Copp Informs Path to 100% Renewable Energy
Dec. 13, 2021 – Environmental, economic and energy security concerns are causing an urgent need for sustainable electricity generation. To meet those needs, David Copp, UCI assistant professor of teaching in mechanical and aerospace engineering, and colleagues at Sandia National Labs in New Mexico analyze paths to 100% renewable energy. Their research was recently published in the journal Energy.
Copp and colleagues have developed an analytical framework for determining the resources needed to transition to a 100% renewable electric power system. Their framework enables analysis of important factors, such as cost, reliability and geographic location, when planning and operating electric power systems with large amounts of renewable generation like wind and solar.

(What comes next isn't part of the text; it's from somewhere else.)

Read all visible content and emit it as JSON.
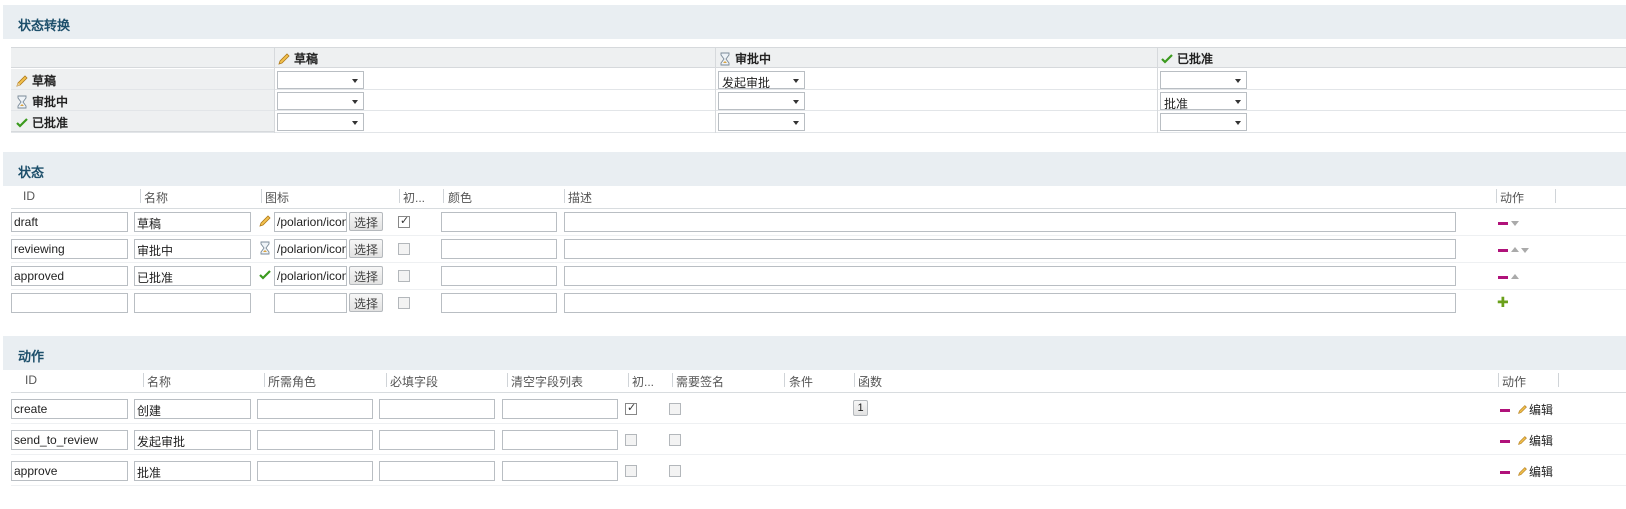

“This work enables exploration of the economic and operational feasibility of plans to transition to more renewable generation,” said Copp. “This type of analytical framework is especially important right now since many utilities, energy providers and governments are transitioning to 100% renewable or carbon-free generation.”
The researchers specifically applied their framework to investigate case studies in New Mexico. They selected the state because of its significant potential for solar and wind generation. New Mexico also passed legislation called the Energy Transition Act, which mandates that 100% of the state's electricity is supplied with carbon-free resources by the year 2045 and that at least 80% of the state's electricity is supplied by renewable energy resources by the year 2040. Many other states have similar plans, and Copp’s framework can be applied to help them transition to more sustainable electric power systems.
One unique aspect of their research approach is that it is open to all. They have formulated an optimization problem to find the best solution given available data and constraints. “With publicly available weather and electricity consumption data, anyone can apply our framework to analyze scenarios and locations they are interested in,” Copp explained. “Moreover, multiple timescales can be investigated for planning, from days and months to seasons and years. Our formulation also accommodates the analysis of regional energy trading (exchange of excess energy generated among areas with greater need), which should play a large role in future power systems to reduce costs and improve reliability.”
Copp was enthusiastic about the interdisciplinary work with power and energy stakeholders and collaboration with Sandia National Laboratories. “This type of collaboration is exciting because it leverages the expertise of people from diverse technical backgrounds and perspectives, which is crucial for solving society’s biggest challenges,” he said. “We hope this framework can be used by a broad set of stakeholders who are helping plan transitions to more sustainable, reliable and equitable electric power systems.”
Collaborators from the Sandia National Laboratories included Tu A. Nguyen, Raymond H. Byrne and Babu R. Chalamala.
The research was funded by the U.S. Department of Energy Office of Electricity, Energy Storage Research program.
– Tonya Becerra